Rice drowns if it is submerged for more than three days.

It was in a lab like this one that Reed biology professor Helen Stafford first explained to Ronald that plants communicate with one another through microbes. Ronald was fascinated—and hooked for life on exploring the inner world of plants.

Now a young Thai woman, a PhD candidate in plant genetics, calls Ronald over to discuss the direction of an experiment. They launch into a highly technical discussion of protocols and variables. Ronald gently prods, questions, and challenges the student’s assumptions. This Socratic, back-and-forth inquiry is also something Ronald learned at Reed. While her friendly, collegial manner encourages staff to explore, it’s obvious that she charts the course of research. Like an orchestra conductor, she directs the seemingly disparate paths of inquiry into a harmonious search for knowledge.

It was here in this lab that the gene for flood tolerance was first isolated—a discovery that has the potential to prevent crop failure in some of the poorest and most densely populated parts of the globe.

Sixty years ago, farmers in East India developed a variety of rice that could withstand flooding, but it produced poor yields and—worse—didn’t taste good. Plant breeders tried to cross the flood-tolerant rice with better-tasting varieties, but weren’t successful.

In 1996, David Mackill, head of the plant breeding division of the Inter­national Rice Research Institute, asked Ronald if her team could isolate the gene that conferred flood tolerance. It was the veritable needle in the haystack: one microscopic genetic thread intricately woven with tens of thousands of others. After eight years of painstaking work, Ronald’s lab isolated a gene they called sub1. They placed sub1 into several rice varieties and tested them in controlled environments, submerging the tender shoots for progressively longer intervals.

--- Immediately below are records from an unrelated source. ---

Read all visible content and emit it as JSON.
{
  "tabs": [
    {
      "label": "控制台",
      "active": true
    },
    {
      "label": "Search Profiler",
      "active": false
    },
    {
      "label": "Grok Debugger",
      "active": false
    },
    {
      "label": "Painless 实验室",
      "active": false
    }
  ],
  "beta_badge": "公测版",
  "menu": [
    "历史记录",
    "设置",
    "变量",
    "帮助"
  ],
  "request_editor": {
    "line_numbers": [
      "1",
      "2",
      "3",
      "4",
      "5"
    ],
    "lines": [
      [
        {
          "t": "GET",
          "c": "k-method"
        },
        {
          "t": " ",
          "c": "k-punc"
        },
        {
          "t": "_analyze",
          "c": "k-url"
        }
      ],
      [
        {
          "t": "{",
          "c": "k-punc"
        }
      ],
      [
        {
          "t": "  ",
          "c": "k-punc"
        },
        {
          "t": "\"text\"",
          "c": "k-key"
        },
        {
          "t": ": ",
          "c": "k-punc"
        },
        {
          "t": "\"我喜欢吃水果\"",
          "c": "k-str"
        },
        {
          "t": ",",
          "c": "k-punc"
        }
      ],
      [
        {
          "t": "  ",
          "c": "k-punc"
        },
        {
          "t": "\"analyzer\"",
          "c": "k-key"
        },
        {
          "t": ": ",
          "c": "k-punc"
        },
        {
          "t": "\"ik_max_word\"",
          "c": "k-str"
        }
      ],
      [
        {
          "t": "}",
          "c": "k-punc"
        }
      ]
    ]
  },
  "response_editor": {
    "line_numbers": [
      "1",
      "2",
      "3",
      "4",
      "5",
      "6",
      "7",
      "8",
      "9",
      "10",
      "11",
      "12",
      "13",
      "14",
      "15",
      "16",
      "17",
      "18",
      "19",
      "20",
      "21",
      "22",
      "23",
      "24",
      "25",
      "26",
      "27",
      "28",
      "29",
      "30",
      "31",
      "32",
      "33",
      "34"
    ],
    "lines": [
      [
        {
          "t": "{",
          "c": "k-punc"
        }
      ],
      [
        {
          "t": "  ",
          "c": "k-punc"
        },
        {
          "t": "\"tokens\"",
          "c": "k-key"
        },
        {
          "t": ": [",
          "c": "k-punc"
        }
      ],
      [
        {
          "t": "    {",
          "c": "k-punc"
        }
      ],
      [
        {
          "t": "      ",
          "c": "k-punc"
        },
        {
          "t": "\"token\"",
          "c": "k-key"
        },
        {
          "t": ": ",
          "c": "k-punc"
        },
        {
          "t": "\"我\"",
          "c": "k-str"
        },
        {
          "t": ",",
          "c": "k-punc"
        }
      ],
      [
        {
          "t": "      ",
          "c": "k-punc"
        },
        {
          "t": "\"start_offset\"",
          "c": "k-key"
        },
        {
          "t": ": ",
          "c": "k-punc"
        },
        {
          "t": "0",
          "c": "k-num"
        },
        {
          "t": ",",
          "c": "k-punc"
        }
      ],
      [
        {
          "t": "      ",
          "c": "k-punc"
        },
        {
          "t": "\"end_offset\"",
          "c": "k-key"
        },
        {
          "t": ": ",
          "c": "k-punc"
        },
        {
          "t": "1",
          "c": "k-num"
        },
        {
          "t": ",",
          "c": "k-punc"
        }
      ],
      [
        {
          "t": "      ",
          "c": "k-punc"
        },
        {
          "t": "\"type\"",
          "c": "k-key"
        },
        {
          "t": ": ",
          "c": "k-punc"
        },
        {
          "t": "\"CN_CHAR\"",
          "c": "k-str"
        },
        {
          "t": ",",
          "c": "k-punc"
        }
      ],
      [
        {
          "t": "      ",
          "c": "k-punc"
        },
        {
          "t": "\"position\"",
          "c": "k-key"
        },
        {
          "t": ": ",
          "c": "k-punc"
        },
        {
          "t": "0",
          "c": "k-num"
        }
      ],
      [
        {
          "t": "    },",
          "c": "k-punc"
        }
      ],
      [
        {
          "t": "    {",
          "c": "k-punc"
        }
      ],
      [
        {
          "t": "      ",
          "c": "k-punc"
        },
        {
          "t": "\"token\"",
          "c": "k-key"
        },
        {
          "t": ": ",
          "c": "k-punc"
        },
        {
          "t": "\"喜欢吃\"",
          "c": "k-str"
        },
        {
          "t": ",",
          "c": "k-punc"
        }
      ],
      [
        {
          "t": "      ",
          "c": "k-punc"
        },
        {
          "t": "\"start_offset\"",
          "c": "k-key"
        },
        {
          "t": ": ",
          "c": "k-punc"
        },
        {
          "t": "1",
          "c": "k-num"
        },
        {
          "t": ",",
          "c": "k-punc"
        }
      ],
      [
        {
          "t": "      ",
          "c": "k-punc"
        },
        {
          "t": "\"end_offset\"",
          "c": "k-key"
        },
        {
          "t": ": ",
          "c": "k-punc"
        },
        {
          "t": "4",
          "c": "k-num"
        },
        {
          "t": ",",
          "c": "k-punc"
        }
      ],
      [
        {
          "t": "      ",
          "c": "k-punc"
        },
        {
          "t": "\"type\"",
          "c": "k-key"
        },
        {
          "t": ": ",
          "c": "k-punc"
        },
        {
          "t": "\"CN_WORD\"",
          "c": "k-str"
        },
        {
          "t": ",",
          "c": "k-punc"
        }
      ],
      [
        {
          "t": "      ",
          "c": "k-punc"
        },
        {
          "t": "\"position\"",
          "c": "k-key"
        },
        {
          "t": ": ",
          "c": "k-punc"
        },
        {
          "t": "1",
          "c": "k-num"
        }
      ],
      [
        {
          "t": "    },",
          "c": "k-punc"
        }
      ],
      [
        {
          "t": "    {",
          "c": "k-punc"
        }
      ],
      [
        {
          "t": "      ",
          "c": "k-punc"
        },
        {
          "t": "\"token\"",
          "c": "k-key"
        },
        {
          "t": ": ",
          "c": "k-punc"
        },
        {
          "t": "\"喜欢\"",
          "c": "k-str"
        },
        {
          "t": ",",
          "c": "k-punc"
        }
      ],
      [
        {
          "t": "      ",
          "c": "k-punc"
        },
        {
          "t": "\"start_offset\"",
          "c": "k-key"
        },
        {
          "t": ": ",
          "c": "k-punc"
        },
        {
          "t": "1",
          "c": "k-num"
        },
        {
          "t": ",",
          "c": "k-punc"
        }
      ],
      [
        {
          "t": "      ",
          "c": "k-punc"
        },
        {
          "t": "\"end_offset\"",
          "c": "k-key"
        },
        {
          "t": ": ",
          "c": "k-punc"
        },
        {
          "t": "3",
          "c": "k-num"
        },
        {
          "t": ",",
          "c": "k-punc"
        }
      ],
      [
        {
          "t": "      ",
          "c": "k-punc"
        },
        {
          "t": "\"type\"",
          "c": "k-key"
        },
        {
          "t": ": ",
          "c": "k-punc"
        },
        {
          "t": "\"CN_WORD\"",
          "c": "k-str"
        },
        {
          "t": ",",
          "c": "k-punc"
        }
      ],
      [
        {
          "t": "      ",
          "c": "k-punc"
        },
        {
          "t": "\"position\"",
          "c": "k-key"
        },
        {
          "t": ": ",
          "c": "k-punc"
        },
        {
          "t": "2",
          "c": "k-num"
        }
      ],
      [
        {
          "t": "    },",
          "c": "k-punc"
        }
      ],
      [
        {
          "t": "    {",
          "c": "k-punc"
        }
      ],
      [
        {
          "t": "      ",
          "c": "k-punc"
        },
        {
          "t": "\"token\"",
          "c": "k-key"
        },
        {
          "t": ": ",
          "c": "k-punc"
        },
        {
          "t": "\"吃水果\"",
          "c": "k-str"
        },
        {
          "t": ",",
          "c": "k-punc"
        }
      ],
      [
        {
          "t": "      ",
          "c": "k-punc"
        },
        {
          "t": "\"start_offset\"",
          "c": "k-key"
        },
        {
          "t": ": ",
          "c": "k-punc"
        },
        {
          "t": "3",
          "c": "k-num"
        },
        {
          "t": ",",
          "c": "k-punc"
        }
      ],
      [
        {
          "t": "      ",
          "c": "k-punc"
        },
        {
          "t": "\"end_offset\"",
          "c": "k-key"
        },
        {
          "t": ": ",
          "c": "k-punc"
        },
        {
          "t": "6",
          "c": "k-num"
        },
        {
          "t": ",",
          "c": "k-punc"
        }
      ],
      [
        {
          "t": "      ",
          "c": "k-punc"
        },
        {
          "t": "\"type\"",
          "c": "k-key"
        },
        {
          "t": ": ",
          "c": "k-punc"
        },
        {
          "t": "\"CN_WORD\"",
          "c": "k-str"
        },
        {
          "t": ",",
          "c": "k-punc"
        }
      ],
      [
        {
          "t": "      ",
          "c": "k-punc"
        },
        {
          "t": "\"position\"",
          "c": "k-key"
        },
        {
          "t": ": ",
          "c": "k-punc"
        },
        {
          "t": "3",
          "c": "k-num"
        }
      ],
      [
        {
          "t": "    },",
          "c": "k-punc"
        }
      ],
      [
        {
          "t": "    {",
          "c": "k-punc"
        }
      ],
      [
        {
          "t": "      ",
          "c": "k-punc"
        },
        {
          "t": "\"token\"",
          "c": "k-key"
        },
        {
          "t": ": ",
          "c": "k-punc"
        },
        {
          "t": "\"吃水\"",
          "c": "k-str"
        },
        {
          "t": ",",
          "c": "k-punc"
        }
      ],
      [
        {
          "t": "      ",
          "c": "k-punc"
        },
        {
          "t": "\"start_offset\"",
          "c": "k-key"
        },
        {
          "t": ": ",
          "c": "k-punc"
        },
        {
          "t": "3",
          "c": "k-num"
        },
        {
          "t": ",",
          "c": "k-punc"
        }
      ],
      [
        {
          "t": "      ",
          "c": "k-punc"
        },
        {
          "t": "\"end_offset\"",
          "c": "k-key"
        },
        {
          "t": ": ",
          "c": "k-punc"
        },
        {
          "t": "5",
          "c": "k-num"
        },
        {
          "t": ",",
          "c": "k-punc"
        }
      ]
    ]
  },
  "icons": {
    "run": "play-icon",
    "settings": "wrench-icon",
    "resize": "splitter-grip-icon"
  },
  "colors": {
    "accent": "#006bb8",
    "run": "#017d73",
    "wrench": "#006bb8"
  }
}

Ronald can still remember visiting the muddy paddy where the plants had been fully submerged for two weeks—and survived. “I couldn’t believe it,” she says, smiling broadly. “It was as though the rice plants had been able to hold their breath until the water was gone. It was magic.”

reed magazine logoSummer 2009